Having owned (and appreciated) Arai helmets but now boycotting them, this review doesn’t answer the question many ask: Is it still necessary to be a magician to remove and reinstall the face shields and does replacing them still require first selling a body part?
Starting with the Signet-X and Quantum-X in 2017, Arai changed their shield attachment system and it makes shield changes much easier. According to Arai’s website, MSRP for a replacement VAS-V face shield is $57.45.
I really liked the overall feel and performance of my Arai. Don’t own one now, so I have no skin in the game, but my cursory search for a replacement VAS-V face shield is $102.45 MSRP, but of course distributors sell for less + shipping, etc. I couldn’t find the cost to replace the same shield that comes with the Regent-X Helmet being reviewed here? But that wasn’t my big problem with Arai, it was removing and reinstalling the darn thing.
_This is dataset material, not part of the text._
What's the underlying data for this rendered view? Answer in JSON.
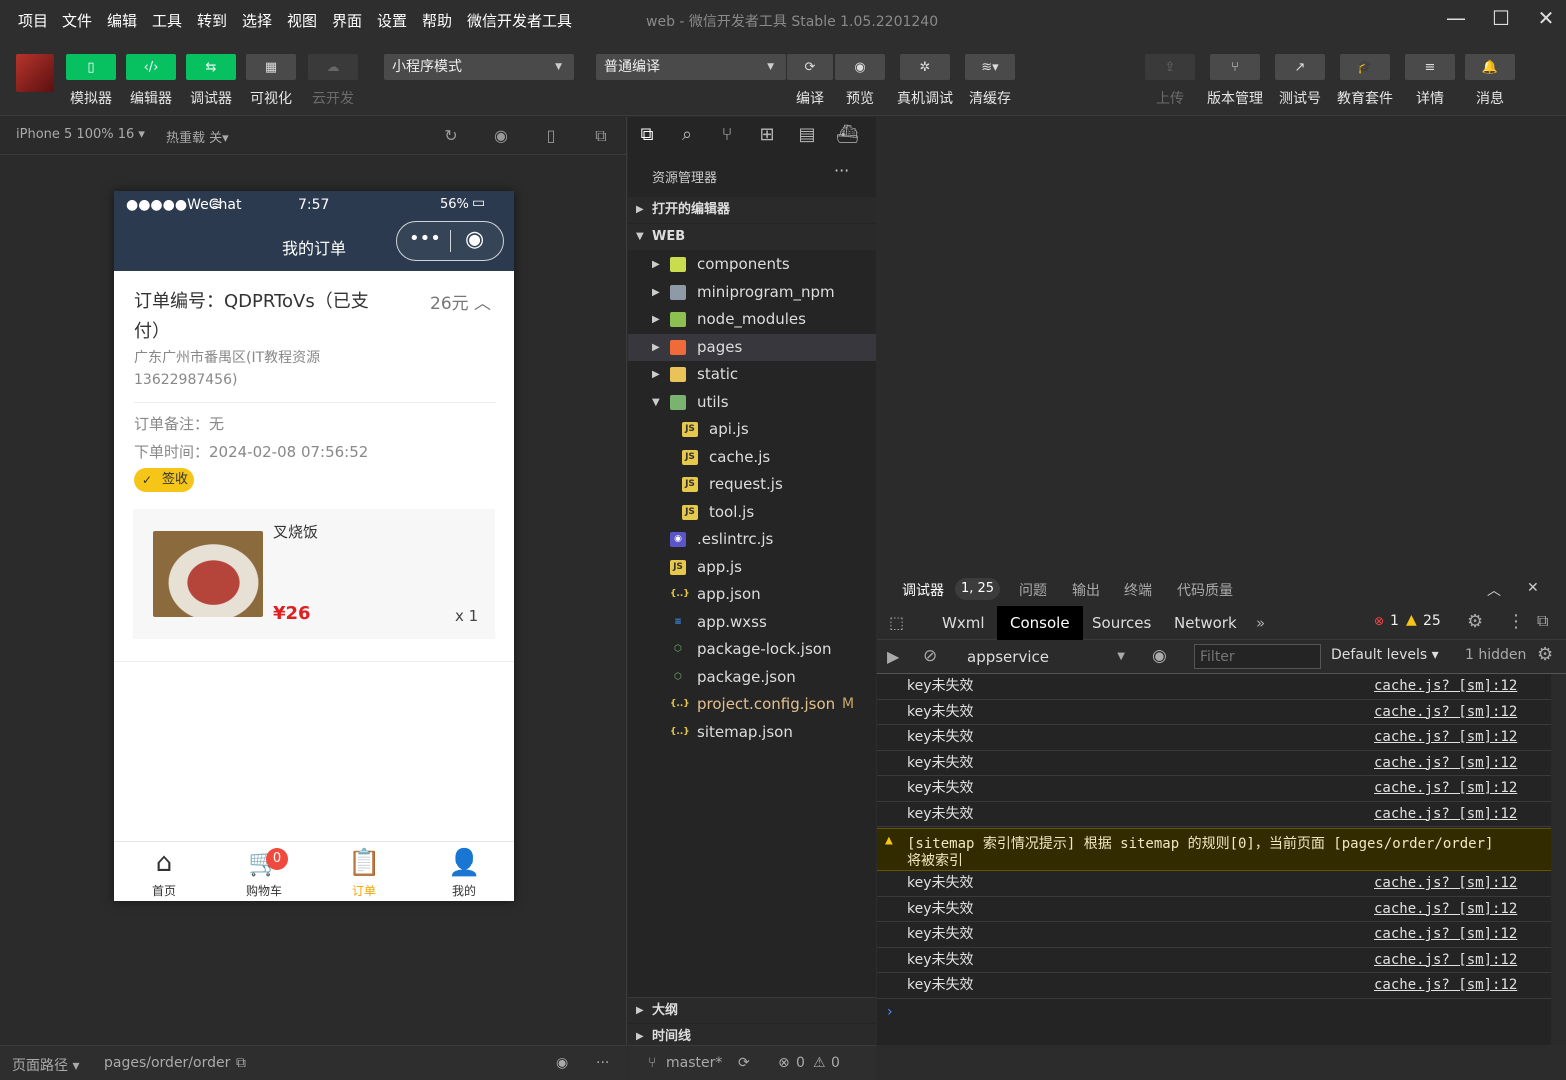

I suspect the process has been improved, but have you actually tested the procedure relative to other manufacturers and found it as easy? If so, I’ll go and retest it myself because it was that feature that kept me from buying an Arai. Thanks.
VAS-V Max Vision shield on Arai’s website is $57.45:
Yes, the new shield replacement system, while still unique relative to what’s used by most other brands, is far easier to use than before. Go to an Arai dealer and check it out.